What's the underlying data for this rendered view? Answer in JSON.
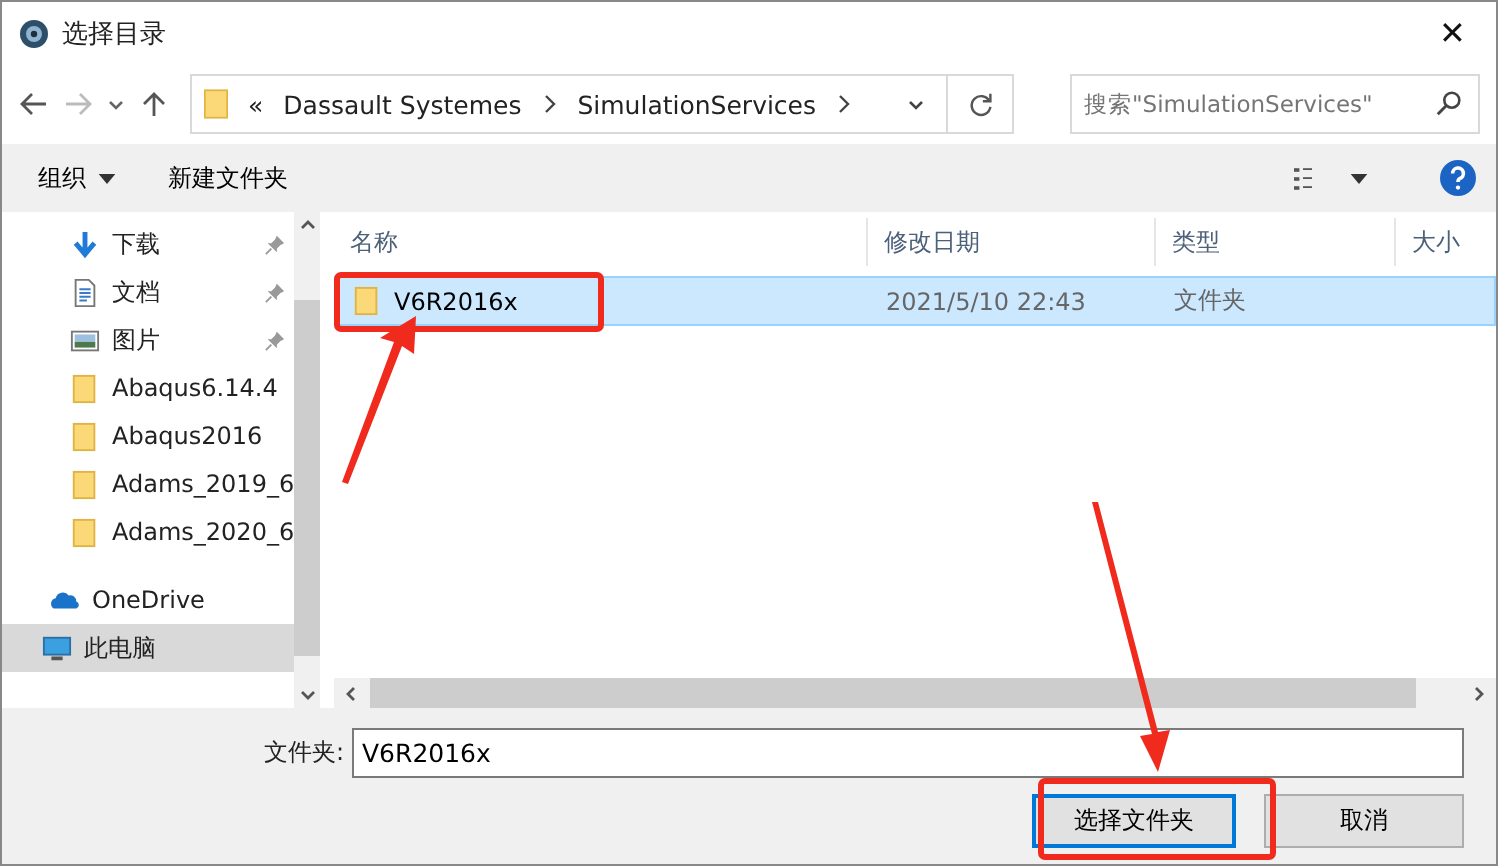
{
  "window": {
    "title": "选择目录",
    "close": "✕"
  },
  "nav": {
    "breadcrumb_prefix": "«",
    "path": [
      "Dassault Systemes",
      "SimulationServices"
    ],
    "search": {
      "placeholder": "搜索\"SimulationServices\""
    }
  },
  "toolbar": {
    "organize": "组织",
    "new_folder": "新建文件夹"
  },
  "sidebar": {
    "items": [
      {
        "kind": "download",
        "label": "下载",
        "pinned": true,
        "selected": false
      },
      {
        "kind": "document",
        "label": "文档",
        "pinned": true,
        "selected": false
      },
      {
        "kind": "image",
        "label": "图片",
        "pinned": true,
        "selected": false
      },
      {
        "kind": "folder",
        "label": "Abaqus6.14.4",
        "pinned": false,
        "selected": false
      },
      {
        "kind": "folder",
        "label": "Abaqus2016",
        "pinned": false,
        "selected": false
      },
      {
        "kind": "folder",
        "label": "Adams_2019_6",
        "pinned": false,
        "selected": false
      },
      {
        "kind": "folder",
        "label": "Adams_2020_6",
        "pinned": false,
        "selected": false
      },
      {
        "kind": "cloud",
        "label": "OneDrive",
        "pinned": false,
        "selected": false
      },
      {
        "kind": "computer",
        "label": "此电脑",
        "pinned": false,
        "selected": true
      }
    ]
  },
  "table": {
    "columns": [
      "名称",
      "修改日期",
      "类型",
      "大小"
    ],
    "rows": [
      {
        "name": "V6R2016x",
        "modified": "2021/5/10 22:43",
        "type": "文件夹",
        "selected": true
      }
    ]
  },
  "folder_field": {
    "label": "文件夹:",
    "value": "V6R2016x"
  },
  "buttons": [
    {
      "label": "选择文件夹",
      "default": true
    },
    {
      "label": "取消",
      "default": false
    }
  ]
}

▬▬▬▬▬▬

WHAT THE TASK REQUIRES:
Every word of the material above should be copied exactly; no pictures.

COMPLETED TASK:
What's the underlying data for this rendered view? Answer in JSON.
{
  "window": {
    "title": "选择目录",
    "close": "✕"
  },
  "nav": {
    "breadcrumb_prefix": "«",
    "path": [
      "Dassault Systemes",
      "SimulationServices"
    ],
    "search": {
      "placeholder": "搜索\"SimulationServices\""
    }
  },
  "toolbar": {
    "organize": "组织",
    "new_folder": "新建文件夹"
  },
  "sidebar": {
    "items": [
      {
        "kind": "download",
        "label": "下载",
        "pinned": true,
        "selected": false
      },
      {
        "kind": "document",
        "label": "文档",
        "pinned": true,
        "selected": false
      },
      {
        "kind": "image",
        "label": "图片",
        "pinned": true,
        "selected": false
      },
      {
        "kind": "folder",
        "label": "Abaqus6.14.4",
        "pinned": false,
        "selected": false
      },
      {
        "kind": "folder",
        "label": "Abaqus2016",
        "pinned": false,
        "selected": false
      },
      {
        "kind": "folder",
        "label": "Adams_2019_6",
        "pinned": false,
        "selected": false
      },
      {
        "kind": "folder",
        "label": "Adams_2020_6",
        "pinned": false,
        "selected": false
      },
      {
        "kind": "cloud",
        "label": "OneDrive",
        "pinned": false,
        "selected": false
      },
      {
        "kind": "computer",
        "label": "此电脑",
        "pinned": false,
        "selected": true
      }
    ]
  },
  "table": {
    "columns": [
      "名称",
      "修改日期",
      "类型",
      "大小"
    ],
    "rows": [
      {
        "name": "V6R2016x",
        "modified": "2021/5/10 22:43",
        "type": "文件夹",
        "selected": true
      }
    ]
  },
  "folder_field": {
    "label": "文件夹:",
    "value": "V6R2016x"
  },
  "buttons": [
    {
      "label": "选择文件夹",
      "default": true
    },
    {
      "label": "取消",
      "default": false
    }
  ]
}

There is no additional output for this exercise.